It’s 2016. Shonda Rhimes is taking over our TV screens with her various ABC shows “Scandal”, “Grey’s Anatomy” and my personal favorite “How To Get Away With Murder”. If you didn’t read that in Annalise Keating’s voice, I’m judging you.
There’s a reason why Rhimes is inundated with invitations to speak at university commencements, conferences and talk shows: her shows are phenomenal. One of the key elements of her work that gets the most praise is the representation of different sexual orientations and races.
Critics and fans applaud Rhimes for casting actors that represent different identities and she’s considered a trailblazer for doing so. There’s no denying that Rhimes is a meritorious creator but is it because she’s “diversifying” television?
Our world looks different than it did 50 years ago. Hell, it looks different than it did 10 years ago. As our ever changing society represents different skin tones and identities, our media should as well. Television, film and theatre needs to be accessible to a contemporary audience. It’s become too “conventional” to cast all white actors even though that isn’t a realistic representation of our world. As Rhimes often says, she’s not “diversifying” television, she’s “normalizing” it. When people praise Rhimes’ shows for their diversity, are they suggesting it’s suprising or unheard of? Or are they appreciating the fact that she, unlike a startling number of show-runners, is representing a realistic world?
If you take a look around campus, you’ll be able to point people out that look different than you. As fellow classmates and Earth dwellers, the least we can do is acknowledge and celebrate differences. We shouldn’t alienate others because they look, speak or feel differently than we do. Likewise, showrunners and filmmakers should make a point of emulating real life in their art.
What can we do as students to help promote acceptance?

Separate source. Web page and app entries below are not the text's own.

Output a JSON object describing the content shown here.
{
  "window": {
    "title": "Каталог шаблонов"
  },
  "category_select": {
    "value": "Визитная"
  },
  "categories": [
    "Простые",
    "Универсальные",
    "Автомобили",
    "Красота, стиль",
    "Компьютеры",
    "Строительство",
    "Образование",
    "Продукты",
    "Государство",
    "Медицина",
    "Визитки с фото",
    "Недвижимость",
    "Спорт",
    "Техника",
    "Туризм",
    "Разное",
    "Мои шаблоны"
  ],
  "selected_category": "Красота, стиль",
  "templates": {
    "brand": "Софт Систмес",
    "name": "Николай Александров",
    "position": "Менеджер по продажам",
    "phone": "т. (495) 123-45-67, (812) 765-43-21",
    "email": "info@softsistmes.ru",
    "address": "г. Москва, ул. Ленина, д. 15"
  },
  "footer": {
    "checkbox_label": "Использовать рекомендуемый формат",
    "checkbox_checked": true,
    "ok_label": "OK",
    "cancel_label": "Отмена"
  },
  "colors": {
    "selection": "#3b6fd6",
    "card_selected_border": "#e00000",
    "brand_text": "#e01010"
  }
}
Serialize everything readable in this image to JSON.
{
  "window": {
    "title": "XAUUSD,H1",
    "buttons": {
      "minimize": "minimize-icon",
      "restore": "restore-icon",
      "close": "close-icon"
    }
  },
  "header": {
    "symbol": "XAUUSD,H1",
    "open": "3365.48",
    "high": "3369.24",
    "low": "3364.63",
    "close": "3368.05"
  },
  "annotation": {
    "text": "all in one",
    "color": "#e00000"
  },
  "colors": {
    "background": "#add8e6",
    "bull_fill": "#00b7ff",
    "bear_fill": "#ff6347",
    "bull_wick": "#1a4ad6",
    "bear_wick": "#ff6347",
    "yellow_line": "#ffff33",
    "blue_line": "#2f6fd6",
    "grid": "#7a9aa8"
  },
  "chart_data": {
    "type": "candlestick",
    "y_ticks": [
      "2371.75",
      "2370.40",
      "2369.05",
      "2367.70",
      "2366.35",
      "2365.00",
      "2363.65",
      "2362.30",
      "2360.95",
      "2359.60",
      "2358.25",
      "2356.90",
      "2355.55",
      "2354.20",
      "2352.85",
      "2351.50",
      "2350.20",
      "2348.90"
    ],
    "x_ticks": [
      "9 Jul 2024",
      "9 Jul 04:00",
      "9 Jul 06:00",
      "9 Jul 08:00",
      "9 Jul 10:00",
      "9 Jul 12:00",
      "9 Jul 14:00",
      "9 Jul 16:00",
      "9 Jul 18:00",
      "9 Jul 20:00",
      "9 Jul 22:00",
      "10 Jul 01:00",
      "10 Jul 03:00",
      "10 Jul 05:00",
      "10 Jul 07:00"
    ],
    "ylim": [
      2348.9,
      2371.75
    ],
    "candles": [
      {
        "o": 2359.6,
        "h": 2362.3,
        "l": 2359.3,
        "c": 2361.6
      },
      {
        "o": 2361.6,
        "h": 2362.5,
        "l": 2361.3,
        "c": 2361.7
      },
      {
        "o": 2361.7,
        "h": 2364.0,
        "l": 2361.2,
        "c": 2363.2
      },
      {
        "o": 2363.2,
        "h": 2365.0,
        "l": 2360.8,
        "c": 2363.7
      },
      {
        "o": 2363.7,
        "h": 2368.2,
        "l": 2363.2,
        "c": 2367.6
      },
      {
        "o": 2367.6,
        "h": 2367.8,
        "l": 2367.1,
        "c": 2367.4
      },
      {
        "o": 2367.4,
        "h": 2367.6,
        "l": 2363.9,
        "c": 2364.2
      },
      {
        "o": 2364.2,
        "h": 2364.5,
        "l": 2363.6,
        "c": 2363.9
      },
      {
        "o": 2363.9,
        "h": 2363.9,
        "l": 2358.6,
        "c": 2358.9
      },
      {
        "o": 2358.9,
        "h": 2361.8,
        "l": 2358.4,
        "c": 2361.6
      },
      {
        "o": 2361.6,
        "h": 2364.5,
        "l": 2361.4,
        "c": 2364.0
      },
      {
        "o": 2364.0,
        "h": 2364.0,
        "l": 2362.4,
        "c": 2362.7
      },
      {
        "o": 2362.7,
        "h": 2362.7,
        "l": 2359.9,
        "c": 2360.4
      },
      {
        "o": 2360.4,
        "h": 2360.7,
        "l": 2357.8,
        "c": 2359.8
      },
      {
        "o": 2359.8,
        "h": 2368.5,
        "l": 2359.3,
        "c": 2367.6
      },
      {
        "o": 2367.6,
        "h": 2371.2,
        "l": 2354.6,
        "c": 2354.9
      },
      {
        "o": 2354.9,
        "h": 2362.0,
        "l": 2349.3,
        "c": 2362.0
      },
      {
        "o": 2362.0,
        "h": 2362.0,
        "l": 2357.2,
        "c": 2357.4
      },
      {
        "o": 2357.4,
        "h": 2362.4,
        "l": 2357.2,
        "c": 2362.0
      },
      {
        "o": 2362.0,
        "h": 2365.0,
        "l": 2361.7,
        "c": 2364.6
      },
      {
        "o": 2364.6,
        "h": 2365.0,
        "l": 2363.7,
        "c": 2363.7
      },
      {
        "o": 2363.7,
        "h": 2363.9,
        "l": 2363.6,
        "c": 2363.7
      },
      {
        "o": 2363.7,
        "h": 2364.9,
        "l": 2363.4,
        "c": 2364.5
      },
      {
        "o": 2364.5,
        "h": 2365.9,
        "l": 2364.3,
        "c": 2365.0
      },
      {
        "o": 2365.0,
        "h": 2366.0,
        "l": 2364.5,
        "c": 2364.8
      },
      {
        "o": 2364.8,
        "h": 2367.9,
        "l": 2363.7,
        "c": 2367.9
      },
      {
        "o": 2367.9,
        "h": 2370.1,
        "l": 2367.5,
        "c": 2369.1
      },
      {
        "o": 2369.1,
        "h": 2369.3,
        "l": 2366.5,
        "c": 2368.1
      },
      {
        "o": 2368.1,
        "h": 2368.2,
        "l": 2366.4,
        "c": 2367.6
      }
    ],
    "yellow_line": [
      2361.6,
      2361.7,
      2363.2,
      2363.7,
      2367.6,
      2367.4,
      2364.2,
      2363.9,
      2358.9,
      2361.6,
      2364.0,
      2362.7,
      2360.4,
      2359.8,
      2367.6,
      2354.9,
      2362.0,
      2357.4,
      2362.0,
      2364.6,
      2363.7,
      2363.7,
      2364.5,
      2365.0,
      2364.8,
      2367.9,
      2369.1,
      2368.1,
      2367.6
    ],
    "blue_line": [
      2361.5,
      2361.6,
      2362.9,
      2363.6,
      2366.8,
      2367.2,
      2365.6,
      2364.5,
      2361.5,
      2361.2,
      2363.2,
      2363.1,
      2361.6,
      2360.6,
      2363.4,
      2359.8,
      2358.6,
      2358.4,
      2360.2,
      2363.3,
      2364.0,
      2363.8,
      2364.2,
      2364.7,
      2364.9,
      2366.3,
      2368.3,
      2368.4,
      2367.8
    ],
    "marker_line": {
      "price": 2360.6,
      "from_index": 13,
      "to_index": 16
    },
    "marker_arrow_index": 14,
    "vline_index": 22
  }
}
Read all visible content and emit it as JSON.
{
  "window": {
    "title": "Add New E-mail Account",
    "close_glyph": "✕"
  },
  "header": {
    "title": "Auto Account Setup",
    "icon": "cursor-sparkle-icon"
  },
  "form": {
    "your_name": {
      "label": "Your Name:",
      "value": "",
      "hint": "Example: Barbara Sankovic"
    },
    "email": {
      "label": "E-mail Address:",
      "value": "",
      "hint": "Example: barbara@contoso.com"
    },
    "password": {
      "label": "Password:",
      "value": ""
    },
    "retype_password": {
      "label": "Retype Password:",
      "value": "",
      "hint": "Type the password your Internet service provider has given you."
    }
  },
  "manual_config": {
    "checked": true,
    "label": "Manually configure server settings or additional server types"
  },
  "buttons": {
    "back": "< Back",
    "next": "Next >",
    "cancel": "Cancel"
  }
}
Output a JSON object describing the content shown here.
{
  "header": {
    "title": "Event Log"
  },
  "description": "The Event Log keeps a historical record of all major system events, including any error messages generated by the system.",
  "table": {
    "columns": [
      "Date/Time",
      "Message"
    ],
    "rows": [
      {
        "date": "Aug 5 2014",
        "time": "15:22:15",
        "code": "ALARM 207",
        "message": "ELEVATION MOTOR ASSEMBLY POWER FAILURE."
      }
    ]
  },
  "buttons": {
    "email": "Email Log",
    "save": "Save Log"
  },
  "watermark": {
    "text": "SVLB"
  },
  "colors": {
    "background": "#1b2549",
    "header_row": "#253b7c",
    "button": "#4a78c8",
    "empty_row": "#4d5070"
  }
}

For starters, we can view diversity as the norm rather than an “out of this world” concept. If we don’t bat an eye when we see an all white cast, we shouldn’t bat an eye if a cast features people of all skin tones, sizes and sexual orientations.
Diane Cardoso is a writer who enjoys pug puppies and long walks through New York City. If she’s not working on a screenplay, you can find her at the August Wilson Theatre watching her favorite Broadway show.